◆ WHAT THE TASK ASKS
Please work out how many lines in the data below hold the word "Models", and state only the number.

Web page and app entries
***

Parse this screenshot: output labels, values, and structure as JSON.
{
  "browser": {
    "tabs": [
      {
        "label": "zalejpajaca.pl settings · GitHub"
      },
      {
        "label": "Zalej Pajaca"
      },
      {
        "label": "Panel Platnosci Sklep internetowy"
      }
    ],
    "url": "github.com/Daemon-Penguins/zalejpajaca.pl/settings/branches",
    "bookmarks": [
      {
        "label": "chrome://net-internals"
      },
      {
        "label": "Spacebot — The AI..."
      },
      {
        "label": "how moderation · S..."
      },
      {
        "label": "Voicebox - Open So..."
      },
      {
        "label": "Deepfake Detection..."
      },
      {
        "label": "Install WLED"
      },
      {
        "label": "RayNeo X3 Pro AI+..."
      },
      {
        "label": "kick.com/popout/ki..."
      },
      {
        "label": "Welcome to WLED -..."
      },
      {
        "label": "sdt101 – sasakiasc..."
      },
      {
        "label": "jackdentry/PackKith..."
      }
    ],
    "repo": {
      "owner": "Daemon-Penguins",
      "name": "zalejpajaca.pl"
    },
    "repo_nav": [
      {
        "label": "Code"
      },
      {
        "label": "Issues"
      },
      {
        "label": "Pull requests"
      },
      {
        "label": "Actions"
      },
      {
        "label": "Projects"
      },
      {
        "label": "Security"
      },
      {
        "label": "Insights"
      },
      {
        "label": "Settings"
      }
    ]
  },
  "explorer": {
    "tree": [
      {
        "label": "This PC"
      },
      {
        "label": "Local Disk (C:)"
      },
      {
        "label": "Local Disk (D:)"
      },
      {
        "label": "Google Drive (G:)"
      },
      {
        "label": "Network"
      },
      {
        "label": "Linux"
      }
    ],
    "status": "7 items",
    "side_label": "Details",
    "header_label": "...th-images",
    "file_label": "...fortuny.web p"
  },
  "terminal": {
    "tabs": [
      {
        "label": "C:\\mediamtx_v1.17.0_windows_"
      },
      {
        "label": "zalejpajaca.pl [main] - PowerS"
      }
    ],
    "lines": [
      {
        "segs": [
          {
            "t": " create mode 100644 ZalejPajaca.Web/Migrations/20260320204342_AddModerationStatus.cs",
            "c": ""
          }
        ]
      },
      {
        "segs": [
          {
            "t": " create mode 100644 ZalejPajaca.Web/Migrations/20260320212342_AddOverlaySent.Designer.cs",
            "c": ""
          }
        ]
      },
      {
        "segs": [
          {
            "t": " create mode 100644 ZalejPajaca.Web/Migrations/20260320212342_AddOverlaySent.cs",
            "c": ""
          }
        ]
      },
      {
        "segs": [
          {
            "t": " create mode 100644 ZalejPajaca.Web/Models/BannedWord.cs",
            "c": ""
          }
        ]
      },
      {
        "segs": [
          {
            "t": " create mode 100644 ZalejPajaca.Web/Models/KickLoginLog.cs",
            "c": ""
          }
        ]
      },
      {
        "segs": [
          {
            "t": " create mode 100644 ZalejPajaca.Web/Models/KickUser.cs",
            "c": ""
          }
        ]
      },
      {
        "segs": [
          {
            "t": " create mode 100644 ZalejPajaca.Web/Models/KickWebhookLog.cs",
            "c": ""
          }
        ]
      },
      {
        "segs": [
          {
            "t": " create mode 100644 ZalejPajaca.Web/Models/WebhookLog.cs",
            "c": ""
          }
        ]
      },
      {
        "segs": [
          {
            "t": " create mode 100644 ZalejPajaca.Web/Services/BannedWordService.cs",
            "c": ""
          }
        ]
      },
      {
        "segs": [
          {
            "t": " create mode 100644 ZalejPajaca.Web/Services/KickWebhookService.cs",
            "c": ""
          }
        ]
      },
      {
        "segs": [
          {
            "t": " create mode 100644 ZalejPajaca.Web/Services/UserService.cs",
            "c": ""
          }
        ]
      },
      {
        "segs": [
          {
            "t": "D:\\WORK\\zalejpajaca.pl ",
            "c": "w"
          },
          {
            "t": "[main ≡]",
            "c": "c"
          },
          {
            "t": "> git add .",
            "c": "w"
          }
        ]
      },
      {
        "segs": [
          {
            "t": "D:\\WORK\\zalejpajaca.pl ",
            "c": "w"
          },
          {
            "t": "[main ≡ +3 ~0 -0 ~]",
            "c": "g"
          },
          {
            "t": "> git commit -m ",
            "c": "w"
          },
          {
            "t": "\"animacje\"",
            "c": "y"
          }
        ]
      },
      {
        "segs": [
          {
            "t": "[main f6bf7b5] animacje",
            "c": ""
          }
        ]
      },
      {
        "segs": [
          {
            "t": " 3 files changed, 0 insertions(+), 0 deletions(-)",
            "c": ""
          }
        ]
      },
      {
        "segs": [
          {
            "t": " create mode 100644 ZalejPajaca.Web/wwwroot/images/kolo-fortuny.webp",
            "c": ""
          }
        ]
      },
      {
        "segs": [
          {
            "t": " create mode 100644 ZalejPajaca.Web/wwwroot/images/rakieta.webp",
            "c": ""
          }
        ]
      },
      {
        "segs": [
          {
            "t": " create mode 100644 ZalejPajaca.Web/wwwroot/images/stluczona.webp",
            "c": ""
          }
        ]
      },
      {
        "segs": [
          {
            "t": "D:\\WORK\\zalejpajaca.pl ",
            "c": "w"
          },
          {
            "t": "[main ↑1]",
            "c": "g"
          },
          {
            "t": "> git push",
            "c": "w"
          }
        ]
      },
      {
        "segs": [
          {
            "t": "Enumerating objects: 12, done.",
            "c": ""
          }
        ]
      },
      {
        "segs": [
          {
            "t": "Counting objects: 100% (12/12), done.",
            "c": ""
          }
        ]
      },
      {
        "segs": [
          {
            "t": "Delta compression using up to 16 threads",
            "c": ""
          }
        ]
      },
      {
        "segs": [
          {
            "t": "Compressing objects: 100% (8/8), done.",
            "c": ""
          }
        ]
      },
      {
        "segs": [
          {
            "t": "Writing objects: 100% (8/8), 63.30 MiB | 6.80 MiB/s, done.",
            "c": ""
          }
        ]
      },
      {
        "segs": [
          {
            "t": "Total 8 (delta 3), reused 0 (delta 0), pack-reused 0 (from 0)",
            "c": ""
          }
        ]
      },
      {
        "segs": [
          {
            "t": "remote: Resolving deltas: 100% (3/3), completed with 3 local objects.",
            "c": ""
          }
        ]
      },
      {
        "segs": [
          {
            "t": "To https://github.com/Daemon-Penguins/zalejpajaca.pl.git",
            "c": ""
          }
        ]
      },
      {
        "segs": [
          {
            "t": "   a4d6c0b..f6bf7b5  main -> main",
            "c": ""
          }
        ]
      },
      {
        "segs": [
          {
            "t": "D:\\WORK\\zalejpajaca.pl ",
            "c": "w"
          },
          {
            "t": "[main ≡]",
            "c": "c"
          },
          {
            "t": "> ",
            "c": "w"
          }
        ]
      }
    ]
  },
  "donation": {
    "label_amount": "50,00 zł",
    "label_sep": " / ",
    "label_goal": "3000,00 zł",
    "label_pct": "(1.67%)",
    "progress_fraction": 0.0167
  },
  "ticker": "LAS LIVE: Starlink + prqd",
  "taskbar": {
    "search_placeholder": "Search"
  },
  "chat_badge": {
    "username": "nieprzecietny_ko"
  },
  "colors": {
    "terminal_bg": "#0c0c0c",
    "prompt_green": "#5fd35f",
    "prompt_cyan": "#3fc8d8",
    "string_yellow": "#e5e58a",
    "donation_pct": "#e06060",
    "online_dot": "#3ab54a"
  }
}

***

◆ ANSWER FOR THE TASK
5